Foreign direct investment (FDI) between the US and China declined by almost a third in 2017 from the previous year, mainly because of Beijing’s curbs on overseas spending and Washington’s tighter scrutiny of Chinese investments, a new report has found.
FDI transactions between the two countries totalled US$43.4 billion, a 28 per cent drop from the US$60 billion recorded in 2016, according to research carried out by the Rhodium Group and the National Committee on US-China Relations, an American think tank.
The main reason for the drop was a decline in Chinese investment in the US to US$29 billion from US$46 billion the year before. The drop would have been even steeper if it wasn’t for the US$18 billion in Chinese acquisitions announced in 2016 but completed last year, the report said.
American investment into China was almost unchanged at US$14 billion compared with US$13.8 billion in 2016.
Beijing imposed a slew of new restrictions on outbound investment last year to address balance-of-payment concerns and minimise risks to the financial system stemming from debt-fuelled overseas spending.
In February China’s top economic planner published a list of “sensitive areas” where it intends to restrict overseas investments, putting a specific curb on deals related to property, hotels, cinemas, entertainment and sports clubs. Weapons development, manufacturing and maintenance, multinational water resources exploitation, and news media were also included on the list.
However, despite Beijing’s best efforts to contain investment flowing into these industries, the sectors that received the most Chinese FDI last year were real estate and hospitality (US$11 billion), transport and infrastructure (US$ 10 billion), and health and biotech (US$ 2.5 billion), according to another report compiled by the Rhodium Group released this week.
Chris Marlin, president of Florida-based Lennar International, which claims to be the US’ largest residential property developer by revenue, said his firm has been unaffected by Beijing’s capital outflow controls.

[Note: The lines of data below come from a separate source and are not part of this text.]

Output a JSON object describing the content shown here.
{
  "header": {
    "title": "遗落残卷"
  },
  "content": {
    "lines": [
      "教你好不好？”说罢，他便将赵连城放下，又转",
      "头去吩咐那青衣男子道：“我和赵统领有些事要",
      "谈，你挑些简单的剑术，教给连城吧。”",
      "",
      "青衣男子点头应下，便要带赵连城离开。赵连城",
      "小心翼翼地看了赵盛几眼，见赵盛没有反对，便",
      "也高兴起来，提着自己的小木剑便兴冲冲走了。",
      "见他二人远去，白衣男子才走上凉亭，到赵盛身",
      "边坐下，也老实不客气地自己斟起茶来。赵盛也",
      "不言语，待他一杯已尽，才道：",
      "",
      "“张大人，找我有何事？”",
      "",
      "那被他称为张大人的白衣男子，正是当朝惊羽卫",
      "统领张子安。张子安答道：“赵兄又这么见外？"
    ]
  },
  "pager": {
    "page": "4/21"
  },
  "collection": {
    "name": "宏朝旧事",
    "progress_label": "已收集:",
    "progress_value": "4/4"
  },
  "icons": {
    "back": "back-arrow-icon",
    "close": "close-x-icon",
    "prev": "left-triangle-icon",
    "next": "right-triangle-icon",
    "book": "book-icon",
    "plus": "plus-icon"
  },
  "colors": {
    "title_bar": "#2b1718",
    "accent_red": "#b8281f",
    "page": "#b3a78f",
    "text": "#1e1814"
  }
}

The company has “only experienced growth in our time dealing with [customers in] mainland China and the Asian region,” said Marlin, declining to give numbers.
Increased scrutiny of inbound deals by US authorities had also had an impact on FDI, the research found. The biggest such deal to fall through was aluminium giant China Zhongwang Holdings’ proposed US$2.3 billion acquisition of Aleris in November after regulators cancelled it over economic and national security concerns.
In terms of FDI flowing the other way, the report argues that China’s commitment to further market reforms is less certain now than it was in the years immediately after the 2013 “third plenum” talks in which the leadership promised a “decisive” role for markets in the economy. A perceived lack of progress in implementing change has left potential foreign investors with doubts about Beijing’s seriousness about levelling the playing field for non-native businesses, it said.
“To date, even as hundreds of thousands Chinese receive paychecks from US companies, numerous sectors in China remain closed or restricted to foreign investment,” said Stephen Orlins, president of the National Committee on US-China Relations.
“These restrictions do a disservice to the overwhelming majority of China’s people, as they not only drive up prices but also limit consumer choices. These restrictions contribute to a view in the US that China does not play fair.”
The report’s release coincides with the Boao Forum in the Chinese province of Hainan – known as China’s Davos – at which President Xi Jinping reiterated his commitment to opening markets and easing restrictions on foreign investment.
On Wednesday China’s central bank unveiled a raft of measures to open up the country’s financial sector to foreign investment, including the removal of foreign ownership caps for banks. Other key measures included allowing overseas investors to take a maximum 51 per cent equity stake in brokerage firms, futures companies and fund managers and completely removing caps on foreign equity in these sectors within three years.